Top of Records shown

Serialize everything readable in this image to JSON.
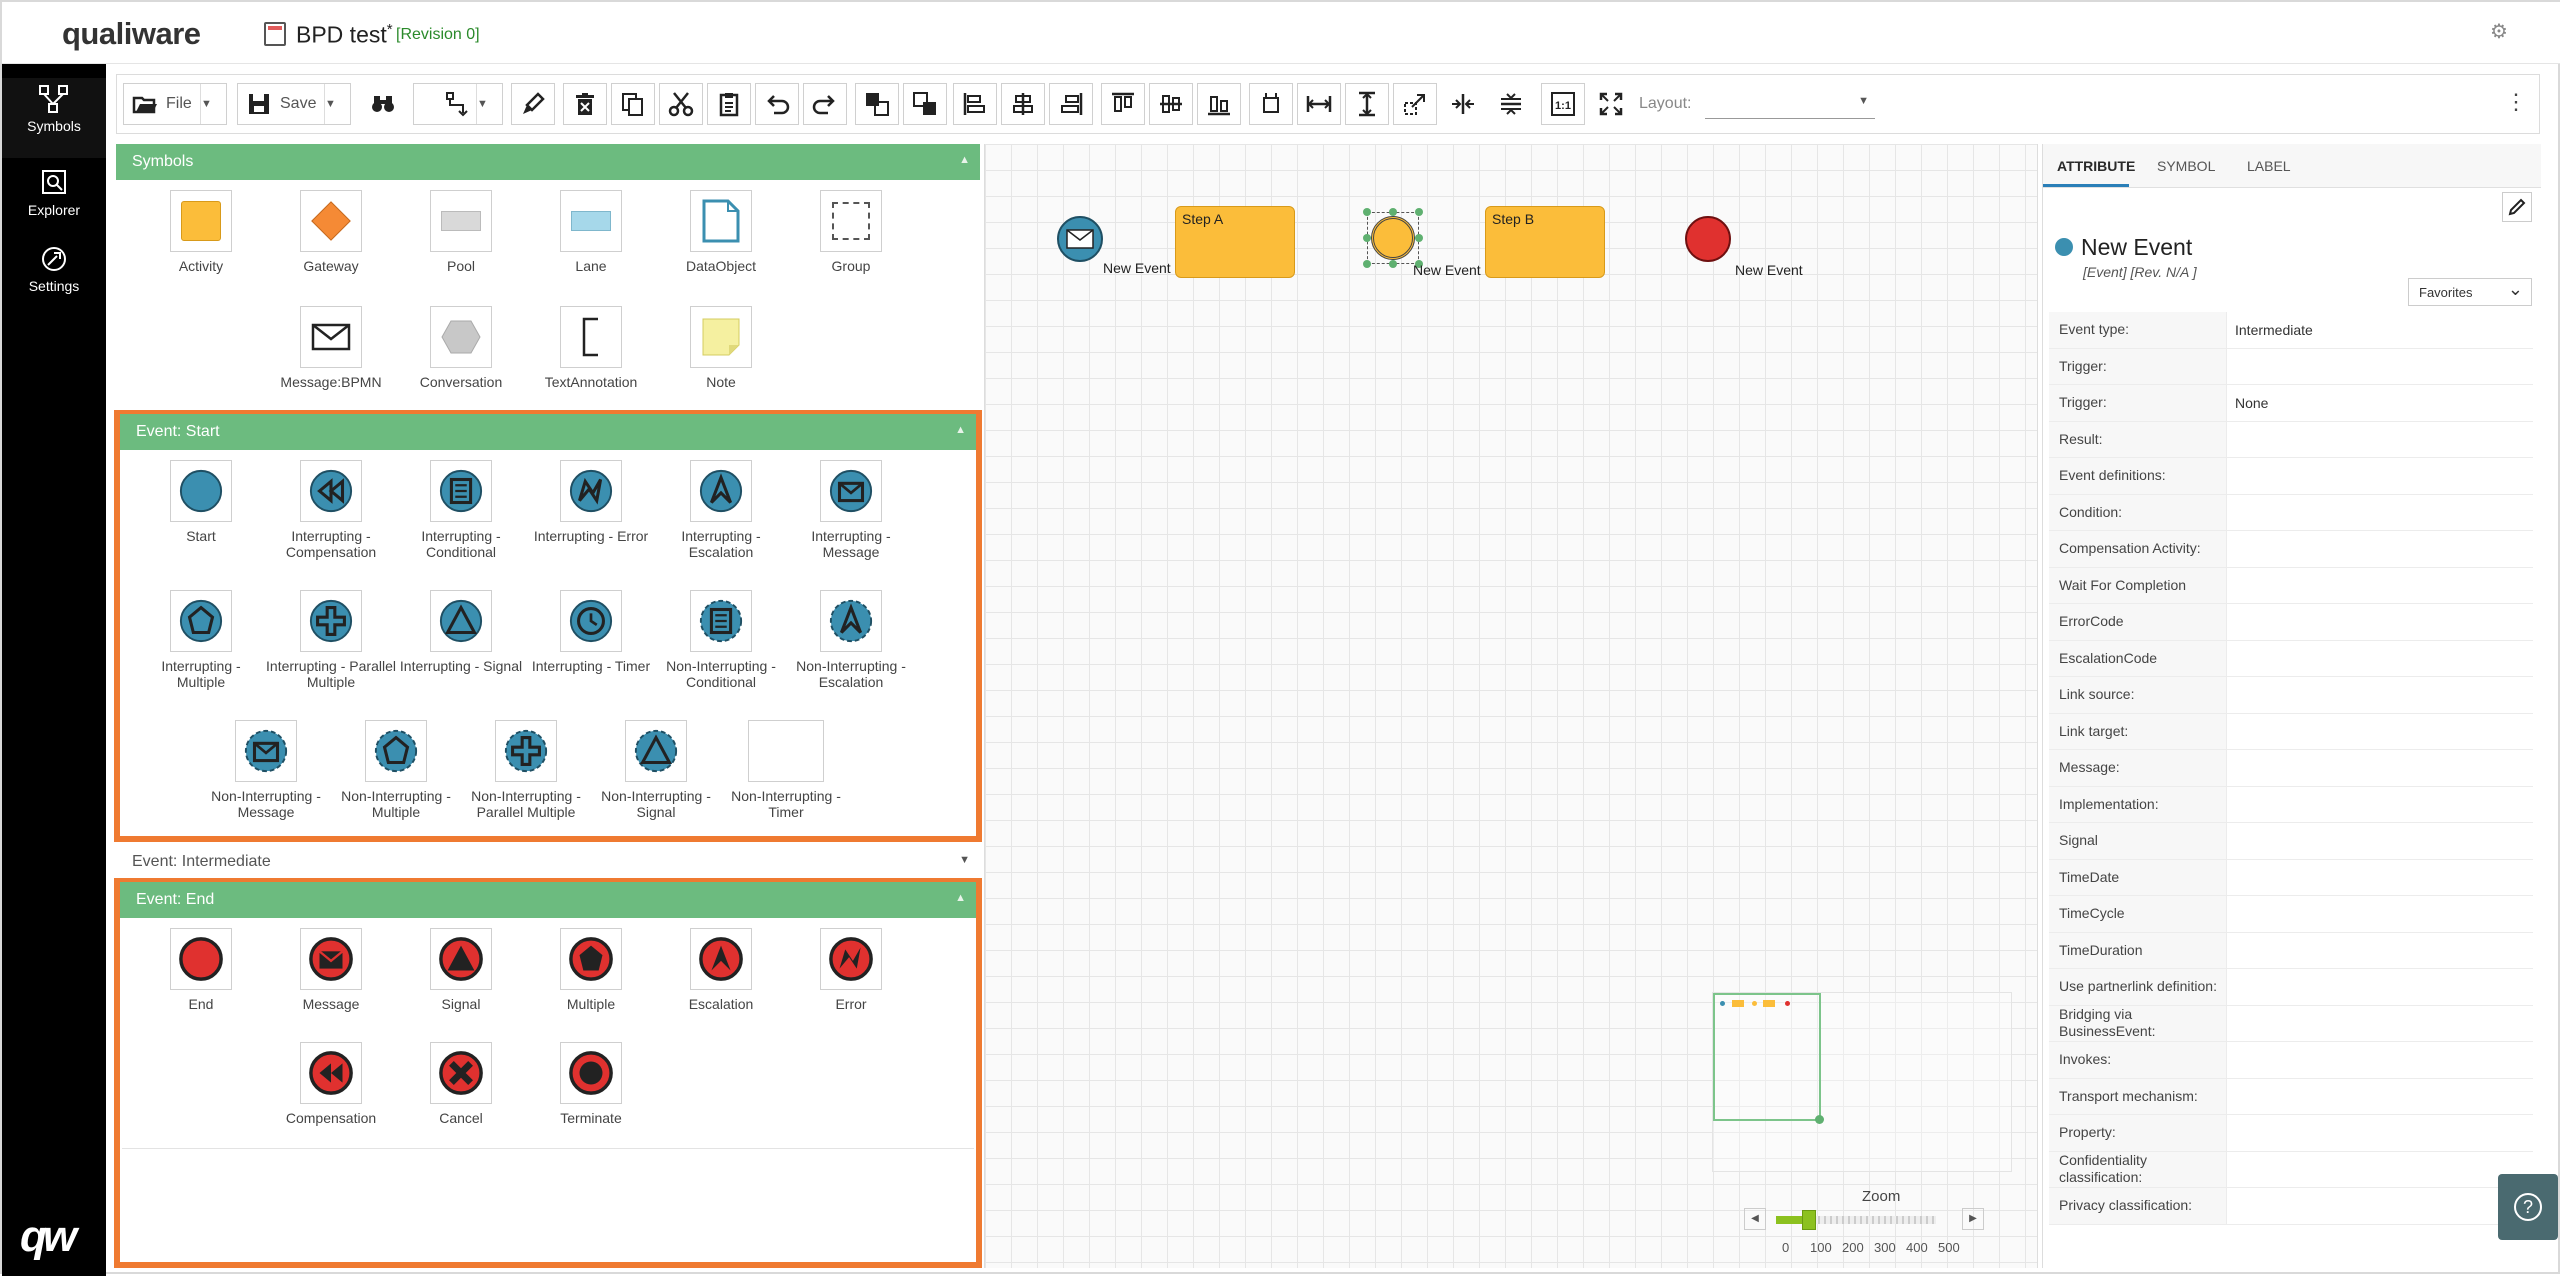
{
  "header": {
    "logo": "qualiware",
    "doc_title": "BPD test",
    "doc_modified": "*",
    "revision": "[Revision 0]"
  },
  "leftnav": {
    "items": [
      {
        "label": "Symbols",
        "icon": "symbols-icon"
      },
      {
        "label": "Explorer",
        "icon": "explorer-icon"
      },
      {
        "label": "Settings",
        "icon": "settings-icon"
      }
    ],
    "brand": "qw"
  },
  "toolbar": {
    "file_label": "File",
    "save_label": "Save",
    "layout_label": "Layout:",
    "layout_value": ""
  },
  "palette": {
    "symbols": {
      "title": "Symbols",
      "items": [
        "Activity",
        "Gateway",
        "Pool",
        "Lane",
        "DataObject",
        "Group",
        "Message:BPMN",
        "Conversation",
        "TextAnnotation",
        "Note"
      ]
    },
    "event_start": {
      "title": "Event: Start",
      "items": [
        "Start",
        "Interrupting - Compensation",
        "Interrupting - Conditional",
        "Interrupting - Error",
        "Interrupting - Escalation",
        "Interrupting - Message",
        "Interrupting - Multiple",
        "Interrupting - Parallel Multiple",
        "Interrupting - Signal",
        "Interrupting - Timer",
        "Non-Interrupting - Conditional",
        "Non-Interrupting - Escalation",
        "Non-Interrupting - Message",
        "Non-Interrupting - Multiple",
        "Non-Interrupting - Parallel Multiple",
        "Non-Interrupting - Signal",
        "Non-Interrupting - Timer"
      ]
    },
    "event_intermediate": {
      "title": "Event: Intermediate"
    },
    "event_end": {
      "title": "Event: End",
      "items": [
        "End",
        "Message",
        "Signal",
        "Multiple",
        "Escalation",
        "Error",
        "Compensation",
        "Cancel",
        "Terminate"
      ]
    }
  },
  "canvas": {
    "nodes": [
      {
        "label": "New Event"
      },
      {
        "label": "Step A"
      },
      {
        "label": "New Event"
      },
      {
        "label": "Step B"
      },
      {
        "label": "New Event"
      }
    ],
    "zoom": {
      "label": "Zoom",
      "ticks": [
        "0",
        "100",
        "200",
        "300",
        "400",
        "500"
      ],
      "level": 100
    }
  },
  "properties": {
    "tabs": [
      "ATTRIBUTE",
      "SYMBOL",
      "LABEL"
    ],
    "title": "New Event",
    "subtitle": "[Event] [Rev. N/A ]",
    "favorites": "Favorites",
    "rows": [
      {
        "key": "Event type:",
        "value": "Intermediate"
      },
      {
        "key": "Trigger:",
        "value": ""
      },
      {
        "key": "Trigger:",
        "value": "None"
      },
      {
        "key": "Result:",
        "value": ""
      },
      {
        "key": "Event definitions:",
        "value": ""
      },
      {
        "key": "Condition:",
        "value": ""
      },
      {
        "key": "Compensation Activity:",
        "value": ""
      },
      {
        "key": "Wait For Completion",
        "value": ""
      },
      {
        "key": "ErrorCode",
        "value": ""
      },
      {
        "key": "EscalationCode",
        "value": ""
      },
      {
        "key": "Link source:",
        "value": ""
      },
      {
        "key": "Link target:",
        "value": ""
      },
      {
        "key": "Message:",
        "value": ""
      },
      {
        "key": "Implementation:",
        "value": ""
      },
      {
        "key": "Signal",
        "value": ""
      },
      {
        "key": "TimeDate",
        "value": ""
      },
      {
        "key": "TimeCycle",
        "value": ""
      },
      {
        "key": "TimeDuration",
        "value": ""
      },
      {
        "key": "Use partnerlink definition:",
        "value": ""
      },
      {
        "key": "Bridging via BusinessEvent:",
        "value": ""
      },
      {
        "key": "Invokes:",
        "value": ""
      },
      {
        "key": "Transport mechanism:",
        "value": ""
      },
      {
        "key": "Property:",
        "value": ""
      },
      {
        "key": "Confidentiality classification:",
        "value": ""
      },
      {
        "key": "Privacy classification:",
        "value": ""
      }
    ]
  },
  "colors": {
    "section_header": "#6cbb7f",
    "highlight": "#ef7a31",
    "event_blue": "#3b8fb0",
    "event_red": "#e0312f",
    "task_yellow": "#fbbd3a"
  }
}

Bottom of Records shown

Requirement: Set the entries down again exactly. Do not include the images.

Reply to the task:
Serialize everything readable in this image to JSON.
{
  "header": {
    "logo": "qualiware",
    "doc_title": "BPD test",
    "doc_modified": "*",
    "revision": "[Revision 0]"
  },
  "leftnav": {
    "items": [
      {
        "label": "Symbols",
        "icon": "symbols-icon"
      },
      {
        "label": "Explorer",
        "icon": "explorer-icon"
      },
      {
        "label": "Settings",
        "icon": "settings-icon"
      }
    ],
    "brand": "qw"
  },
  "toolbar": {
    "file_label": "File",
    "save_label": "Save",
    "layout_label": "Layout:",
    "layout_value": ""
  },
  "palette": {
    "symbols": {
      "title": "Symbols",
      "items": [
        "Activity",
        "Gateway",
        "Pool",
        "Lane",
        "DataObject",
        "Group",
        "Message:BPMN",
        "Conversation",
        "TextAnnotation",
        "Note"
      ]
    },
    "event_start": {
      "title": "Event: Start",
      "items": [
        "Start",
        "Interrupting - Compensation",
        "Interrupting - Conditional",
        "Interrupting - Error",
        "Interrupting - Escalation",
        "Interrupting - Message",
        "Interrupting - Multiple",
        "Interrupting - Parallel Multiple",
        "Interrupting - Signal",
        "Interrupting - Timer",
        "Non-Interrupting - Conditional",
        "Non-Interrupting - Escalation",
        "Non-Interrupting - Message",
        "Non-Interrupting - Multiple",
        "Non-Interrupting - Parallel Multiple",
        "Non-Interrupting - Signal",
        "Non-Interrupting - Timer"
      ]
    },
    "event_intermediate": {
      "title": "Event: Intermediate"
    },
    "event_end": {
      "title": "Event: End",
      "items": [
        "End",
        "Message",
        "Signal",
        "Multiple",
        "Escalation",
        "Error",
        "Compensation",
        "Cancel",
        "Terminate"
      ]
    }
  },
  "canvas": {
    "nodes": [
      {
        "label": "New Event"
      },
      {
        "label": "Step A"
      },
      {
        "label": "New Event"
      },
      {
        "label": "Step B"
      },
      {
        "label": "New Event"
      }
    ],
    "zoom": {
      "label": "Zoom",
      "ticks": [
        "0",
        "100",
        "200",
        "300",
        "400",
        "500"
      ],
      "level": 100
    }
  },
  "properties": {
    "tabs": [
      "ATTRIBUTE",
      "SYMBOL",
      "LABEL"
    ],
    "title": "New Event",
    "subtitle": "[Event] [Rev. N/A ]",
    "favorites": "Favorites",
    "rows": [
      {
        "key": "Event type:",
        "value": "Intermediate"
      },
      {
        "key": "Trigger:",
        "value": ""
      },
      {
        "key": "Trigger:",
        "value": "None"
      },
      {
        "key": "Result:",
        "value": ""
      },
      {
        "key": "Event definitions:",
        "value": ""
      },
      {
        "key": "Condition:",
        "value": ""
      },
      {
        "key": "Compensation Activity:",
        "value": ""
      },
      {
        "key": "Wait For Completion",
        "value": ""
      },
      {
        "key": "ErrorCode",
        "value": ""
      },
      {
        "key": "EscalationCode",
        "value": ""
      },
      {
        "key": "Link source:",
        "value": ""
      },
      {
        "key": "Link target:",
        "value": ""
      },
      {
        "key": "Message:",
        "value": ""
      },
      {
        "key": "Implementation:",
        "value": ""
      },
      {
        "key": "Signal",
        "value": ""
      },
      {
        "key": "TimeDate",
        "value": ""
      },
      {
        "key": "TimeCycle",
        "value": ""
      },
      {
        "key": "TimeDuration",
        "value": ""
      },
      {
        "key": "Use partnerlink definition:",
        "value": ""
      },
      {
        "key": "Bridging via BusinessEvent:",
        "value": ""
      },
      {
        "key": "Invokes:",
        "value": ""
      },
      {
        "key": "Transport mechanism:",
        "value": ""
      },
      {
        "key": "Property:",
        "value": ""
      },
      {
        "key": "Confidentiality classification:",
        "value": ""
      },
      {
        "key": "Privacy classification:",
        "value": ""
      }
    ]
  },
  "colors": {
    "section_header": "#6cbb7f",
    "highlight": "#ef7a31",
    "event_blue": "#3b8fb0",
    "event_red": "#e0312f",
    "task_yellow": "#fbbd3a"
  }
}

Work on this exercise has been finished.